During the 20th century in Southern California, city founders made a religion out of building bounteous -- and sometimes boundless -- suburbs in the most unlikely locations. They assumed that the water their new communities needed to thrive would somehow flow to them.
For the most part, if they made their claim early enough, they were right. Because the state and federal governments poured billions of dollars into dam and canal systems that carried water over vast distances, past far-flung burgs, engineers could almost always find a way to get a little more of it to thirsty towns. In tract after tract, water followed development, rather than the other way around.
In the 21st century, this ethos of expansion must come to an end. California's water supply is finite, but its population is growing. Forecasters believe that the state, which has 38 million residents today, will have 48 million by 2030. In many places, formerly dependable groundwater is now polluted or depleted. Prolonged drought on the Colorado River -- combined with increased demand for its water from growing states such as Nevada and Arizona -- almost certainly will reduce water deliveries from the east. Diminished snowpacks in the Sierra and environmental restrictions in the Sacramento-San Joaquin River Delta almost certainly will reduce water deliveries from the north. And it's unclear how climate change will affect California's water supplies.
It's a matter of common sense: It is time for development in California to follow the water. Even as our state continues to grow, sprawl can no longer be our birthright. Hydrologically remote regions cannot depend on new sources of imported water for human needs, much less for verdant lawns.
Countering the culture
No one really knows how much water exists to support development. Yes, the state Department of Water Resources publishes a reliability report, which gives cities an idea of how much water they can expect to receive through the State Water Project in wet, dry and "average" years. And yes, California has laws on the books designed to prevent land-use planners from building where no water is available: 2001's "Show Me the Water" bills, SB 610 and SB 221, which require that governments review supplies and verify their availability in writing before approving new developments of 500 or more units. Water districts and land-use planners appear to take these laws seriously. Last year, the Eastern Municipal Water District, in Perris, cited the laws when it delayed approval on nine commercial construction projects (only one of which has thus far received a green light, and only because the developer was able to save water on another project).
Unfortunately, these laws don't establish a strict, uniform standard for estimating water supplies. Individual water districts generate the estimates. And some of these districts, in preparing reports for land-use planners, may rely too heavily on "paper water," flows that exist in legal allocations but aren't really on hand and may never be. As one former state legislator explains, "If people point to paper water, there's always enough for everybody."
Planning based on paper water might not have been troubling in the past, when there were fewer pressures on California's water system. But today's outlook calls for a more conservative approach to development. Put bluntly, it makes little sense to depend on new water imports -- even if they "exist" as allocations -- when planning thousands of new homes in an isolated region. But depending instead on more secure local water supplies -- responsibly managed groundwater, gains from conservation, wastewater recycling and reuse -- is anomalous to California culture and will be a hard sell.
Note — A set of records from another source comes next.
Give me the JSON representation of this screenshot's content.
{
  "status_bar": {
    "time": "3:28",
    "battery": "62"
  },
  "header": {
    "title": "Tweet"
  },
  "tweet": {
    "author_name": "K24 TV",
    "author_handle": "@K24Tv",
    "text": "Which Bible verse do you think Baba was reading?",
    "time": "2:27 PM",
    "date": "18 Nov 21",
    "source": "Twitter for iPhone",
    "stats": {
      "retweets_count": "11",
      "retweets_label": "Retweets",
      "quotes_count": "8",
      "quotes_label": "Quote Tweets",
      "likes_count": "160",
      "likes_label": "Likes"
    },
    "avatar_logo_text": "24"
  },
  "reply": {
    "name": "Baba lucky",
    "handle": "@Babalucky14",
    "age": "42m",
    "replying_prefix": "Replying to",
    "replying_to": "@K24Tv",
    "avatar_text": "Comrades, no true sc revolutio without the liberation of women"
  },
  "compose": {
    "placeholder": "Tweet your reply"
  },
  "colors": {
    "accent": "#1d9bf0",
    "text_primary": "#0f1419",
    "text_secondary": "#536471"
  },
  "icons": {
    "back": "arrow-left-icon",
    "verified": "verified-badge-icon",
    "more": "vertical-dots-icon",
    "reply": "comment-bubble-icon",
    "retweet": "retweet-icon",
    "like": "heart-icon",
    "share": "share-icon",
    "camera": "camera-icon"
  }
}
Critics of building-friendly local governments frequently complain that water and land-use officials are controlled by developers, who have long been enthusiastic contributors to political campaigns. Whether that is true or not, it's almost certainly the case that California water agency culture is loath to say no to developers for a less-pernicious reason: Water districts are in the business of delivering water to local communities -- they don't see their job as determining water use policy -- and they don't like to say no to their customers. The same can-do attitude that led William Mulholland to build the Los Angeles Aqueduct guides his descendants in their determination to find new water, whether or not it exists. Even if a peripheral canal is built in the delta and supplies from the State Water Project become more predictable, there is no guarantee that more Northern California water would come developers' way. Indeed, political realities might call for a grand compromise whereby less of this water -- not more -- flows south. There may be limits, after all, to our expansionist zeal.
There's another cultural tenet to overcome: Californians' devotion to the easy suburban lifestyle (or at least, the easy suburban lifestyle as we know it). Thirty-nine percent of residential water use in California occurs outdoors, mainly when homeowners water their lawns. One way to secure "additional" water for growth is to cut yard sizes and impose landscaping restrictions on new and existing neighborhoods.
Built-out areas have to do their part too. Homeowners must get used to the idea of living near higher-density, water-efficient infill. They also must accept tiered pricing for water, which would discourage outdoor use. In parts of Sacramento, residential water usage isn't yet metered; in many parts of the state, groundwater is not measured or aggressively managed. Obviously, these policies discourage the mindfulness that all Californians must adopt, and they should be corrected.
The good news is that water districts, entrepreneurs and developers are beginning to understand the need for change and are getting creative. Some developers already minimize yard areas and install parallel pipe systems to deliver recycled water for outdoor use. Potentially, developers also could become key partners with public agencies that want to expand the use of recycled water outdoors. Just as they front funds to install the pipes that connect new communities to public water systems, they could become a source of funding for conservation technologies and recycled water infrastructure in existing and new communities.
Even with water supplies in question, California can build to accommodate its millions of new residents. But it must build smart.